THE INPUT:
== Segment start ==

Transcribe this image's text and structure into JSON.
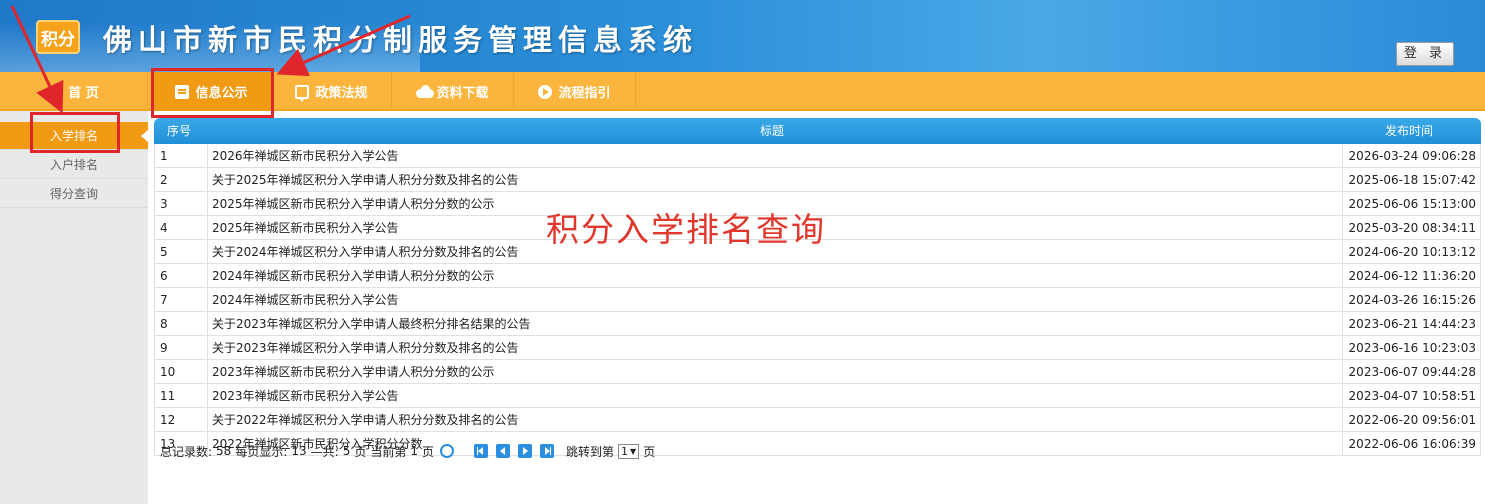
{
  "header": {
    "logo_text": "积分",
    "title": "佛山市新市民积分制服务管理信息系统",
    "login_label": "登 录"
  },
  "nav": {
    "items": [
      {
        "label": "首 页",
        "icon": "home-icon"
      },
      {
        "label": "信息公示",
        "icon": "document-icon"
      },
      {
        "label": "政策法规",
        "icon": "chat-icon"
      },
      {
        "label": "资料下载",
        "icon": "cloud-download-icon"
      },
      {
        "label": "流程指引",
        "icon": "play-circle-icon"
      }
    ],
    "active_index": 1
  },
  "sidebar": {
    "items": [
      {
        "label": "入学排名"
      },
      {
        "label": "入户排名"
      },
      {
        "label": "得分查询"
      }
    ],
    "active_index": 0
  },
  "table": {
    "headers": {
      "no": "序号",
      "title": "标题",
      "date": "发布时间"
    },
    "rows": [
      {
        "no": "1",
        "title": "2026年禅城区新市民积分入学公告",
        "date": "2026-03-24 09:06:28"
      },
      {
        "no": "2",
        "title": "关于2025年禅城区积分入学申请人积分分数及排名的公告",
        "date": "2025-06-18 15:07:42"
      },
      {
        "no": "3",
        "title": "2025年禅城区新市民积分入学申请人积分分数的公示",
        "date": "2025-06-06 15:13:00"
      },
      {
        "no": "4",
        "title": "2025年禅城区新市民积分入学公告",
        "date": "2025-03-20 08:34:11"
      },
      {
        "no": "5",
        "title": "关于2024年禅城区积分入学申请人积分分数及排名的公告",
        "date": "2024-06-20 10:13:12"
      },
      {
        "no": "6",
        "title": "2024年禅城区新市民积分入学申请人积分分数的公示",
        "date": "2024-06-12 11:36:20"
      },
      {
        "no": "7",
        "title": "2024年禅城区新市民积分入学公告",
        "date": "2024-03-26 16:15:26"
      },
      {
        "no": "8",
        "title": "关于2023年禅城区积分入学申请人最终积分排名结果的公告",
        "date": "2023-06-21 14:44:23"
      },
      {
        "no": "9",
        "title": "关于2023年禅城区积分入学申请人积分分数及排名的公告",
        "date": "2023-06-16 10:23:03"
      },
      {
        "no": "10",
        "title": "2023年禅城区新市民积分入学申请人积分分数的公示",
        "date": "2023-06-07 09:44:28"
      },
      {
        "no": "11",
        "title": "2023年禅城区新市民积分入学公告",
        "date": "2023-04-07 10:58:51"
      },
      {
        "no": "12",
        "title": "关于2022年禅城区积分入学申请人积分分数及排名的公告",
        "date": "2022-06-20 09:56:01"
      },
      {
        "no": "13",
        "title": "2022年禅城区新市民积分入学积分分数",
        "date": "2022-06-06 16:06:39"
      }
    ]
  },
  "pager": {
    "total_label": "总记录数:",
    "total": "58",
    "per_page_label": "每页显示:",
    "per_page": "13",
    "pages_prefix": "—共:",
    "pages": "5",
    "pages_suffix": "页",
    "current_prefix": "当前第",
    "current": "1",
    "current_suffix": "页",
    "jump_prefix": "跳转到第",
    "jump_value": "1",
    "jump_suffix": "页"
  },
  "annotation": {
    "text": "积分入学排名查询",
    "color": "#e0262b"
  }
}
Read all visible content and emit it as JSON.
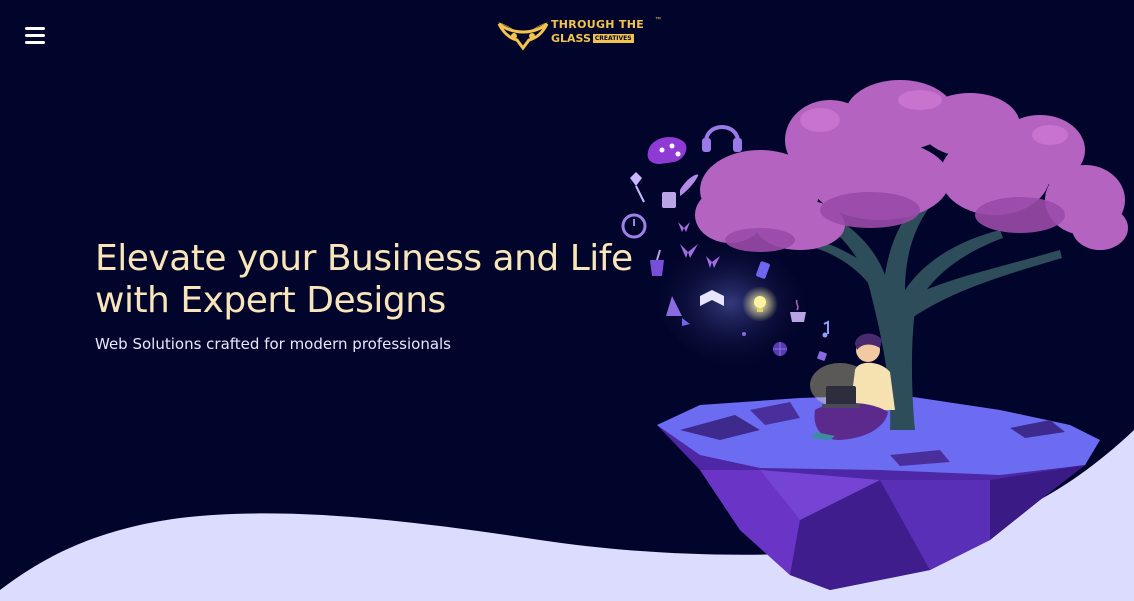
{
  "header": {
    "menu_icon": "hamburger-menu-icon",
    "logo": {
      "line1": "THROUGH THE",
      "line2": "GLASS",
      "badge": "CREATIVES",
      "tm": "™",
      "icon": "owl-mask-logo-icon"
    }
  },
  "hero": {
    "title_line1": "Elevate your Business and Life",
    "title_line2": "with Expert Designs",
    "subtitle": "Web Solutions crafted for modern professionals"
  },
  "colors": {
    "background": "#02052b",
    "title": "#f8e5b9",
    "logo": "#f2c44d",
    "wave": "#dcdcff",
    "island_top": "#6969f0",
    "island_body": "#5b2bb0",
    "tree_foliage": "#b563c0"
  },
  "illustration": {
    "name": "floating-island-tree-illustration",
    "icons": [
      "palette-icon",
      "headphones-icon",
      "flower-icon",
      "feather-quill-icon",
      "alarm-clock-icon",
      "butterfly-icon",
      "drink-cup-icon",
      "phone-icon",
      "book-icon",
      "lightbulb-icon",
      "coffee-cup-icon",
      "music-note-icon",
      "globe-icon"
    ]
  }
}
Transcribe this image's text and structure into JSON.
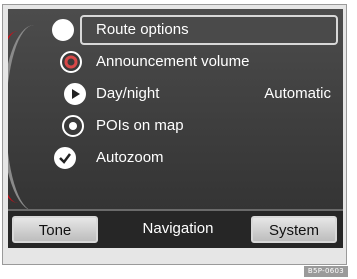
{
  "menu": {
    "items": [
      {
        "icon": "radio-selected-icon",
        "label": "Route options",
        "value": ""
      },
      {
        "icon": "volume-ring-icon",
        "label": "Announcement volume",
        "value": ""
      },
      {
        "icon": "play-arrow-icon",
        "label": "Day/night",
        "value": "Automatic"
      },
      {
        "icon": "radio-dot-icon",
        "label": "POIs on map",
        "value": ""
      },
      {
        "icon": "checkbox-checked-icon",
        "label": "Autozoom",
        "value": ""
      }
    ]
  },
  "softkeys": {
    "tone": "Tone",
    "navigation": "Navigation",
    "system": "System"
  },
  "code_label": "B5P-0603",
  "colors": {
    "accent_red": "#c8101a",
    "screen_bg": "#3c3c3c",
    "text": "#ffffff"
  }
}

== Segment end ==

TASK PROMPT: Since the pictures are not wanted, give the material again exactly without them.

SOLUTION TO THIS PROBLEM:
Transcribe this image's text and structure into JSON.
{
  "header": {
    "logo_text": "积分",
    "title": "佛山市新市民积分制服务管理信息系统",
    "login_label": "登 录"
  },
  "nav": {
    "items": [
      {
        "label": "首 页",
        "icon": "home-icon"
      },
      {
        "label": "信息公示",
        "icon": "document-icon"
      },
      {
        "label": "政策法规",
        "icon": "chat-icon"
      },
      {
        "label": "资料下载",
        "icon": "cloud-download-icon"
      },
      {
        "label": "流程指引",
        "icon": "play-circle-icon"
      }
    ],
    "active_index": 1
  },
  "sidebar": {
    "items": [
      {
        "label": "入学排名"
      },
      {
        "label": "入户排名"
      },
      {
        "label": "得分查询"
      }
    ],
    "active_index": 0
  },
  "table": {
    "headers": {
      "no": "序号",
      "title": "标题",
      "date": "发布时间"
    },
    "rows": [
      {
        "no": "1",
        "title": "2026年禅城区新市民积分入学公告",
        "date": "2026-03-24 09:06:28"
      },
      {
        "no": "2",
        "title": "关于2025年禅城区积分入学申请人积分分数及排名的公告",
        "date": "2025-06-18 15:07:42"
      },
      {
        "no": "3",
        "title": "2025年禅城区新市民积分入学申请人积分分数的公示",
        "date": "2025-06-06 15:13:00"
      },
      {
        "no": "4",
        "title": "2025年禅城区新市民积分入学公告",
        "date": "2025-03-20 08:34:11"
      },
      {
        "no": "5",
        "title": "关于2024年禅城区积分入学申请人积分分数及排名的公告",
        "date": "2024-06-20 10:13:12"
      },
      {
        "no": "6",
        "title": "2024年禅城区新市民积分入学申请人积分分数的公示",
        "date": "2024-06-12 11:36:20"
      },
      {
        "no": "7",
        "title": "2024年禅城区新市民积分入学公告",
        "date": "2024-03-26 16:15:26"
      },
      {
        "no": "8",
        "title": "关于2023年禅城区积分入学申请人最终积分排名结果的公告",
        "date": "2023-06-21 14:44:23"
      },
      {
        "no": "9",
        "title": "关于2023年禅城区积分入学申请人积分分数及排名的公告",
        "date": "2023-06-16 10:23:03"
      },
      {
        "no": "10",
        "title": "2023年禅城区新市民积分入学申请人积分分数的公示",
        "date": "2023-06-07 09:44:28"
      },
      {
        "no": "11",
        "title": "2023年禅城区新市民积分入学公告",
        "date": "2023-04-07 10:58:51"
      },
      {
        "no": "12",
        "title": "关于2022年禅城区积分入学申请人积分分数及排名的公告",
        "date": "2022-06-20 09:56:01"
      },
      {
        "no": "13",
        "title": "2022年禅城区新市民积分入学积分分数",
        "date": "2022-06-06 16:06:39"
      }
    ]
  },
  "pager": {
    "total_label": "总记录数:",
    "total": "58",
    "per_page_label": "每页显示:",
    "per_page": "13",
    "pages_prefix": "—共:",
    "pages": "5",
    "pages_suffix": "页",
    "current_prefix": "当前第",
    "current": "1",
    "current_suffix": "页",
    "jump_prefix": "跳转到第",
    "jump_value": "1",
    "jump_suffix": "页"
  },
  "annotation": {
    "text": "积分入学排名查询",
    "color": "#e0262b"
  }
}
Read all visible content and emit it as JSON.
{
  "header": {
    "menu_icon": "hamburger-menu-icon",
    "logo": {
      "line1": "THROUGH THE",
      "line2": "GLASS",
      "badge": "CREATIVES",
      "tm": "™",
      "icon": "owl-mask-logo-icon"
    }
  },
  "hero": {
    "title_line1": "Elevate your Business and Life",
    "title_line2": "with Expert Designs",
    "subtitle": "Web Solutions crafted for modern professionals"
  },
  "colors": {
    "background": "#02052b",
    "title": "#f8e5b9",
    "logo": "#f2c44d",
    "wave": "#dcdcff",
    "island_top": "#6969f0",
    "island_body": "#5b2bb0",
    "tree_foliage": "#b563c0"
  },
  "illustration": {
    "name": "floating-island-tree-illustration",
    "icons": [
      "palette-icon",
      "headphones-icon",
      "flower-icon",
      "feather-quill-icon",
      "alarm-clock-icon",
      "butterfly-icon",
      "drink-cup-icon",
      "phone-icon",
      "book-icon",
      "lightbulb-icon",
      "coffee-cup-icon",
      "music-note-icon",
      "globe-icon"
    ]
  }
}
Transcribe this image's text and structure into JSON.
{
  "menu": {
    "items": [
      {
        "icon": "radio-selected-icon",
        "label": "Route options",
        "value": ""
      },
      {
        "icon": "volume-ring-icon",
        "label": "Announcement volume",
        "value": ""
      },
      {
        "icon": "play-arrow-icon",
        "label": "Day/night",
        "value": "Automatic"
      },
      {
        "icon": "radio-dot-icon",
        "label": "POIs on map",
        "value": ""
      },
      {
        "icon": "checkbox-checked-icon",
        "label": "Autozoom",
        "value": ""
      }
    ]
  },
  "softkeys": {
    "tone": "Tone",
    "navigation": "Navigation",
    "system": "System"
  },
  "code_label": "B5P-0603",
  "colors": {
    "accent_red": "#c8101a",
    "screen_bg": "#3c3c3c",
    "text": "#ffffff"
  }
}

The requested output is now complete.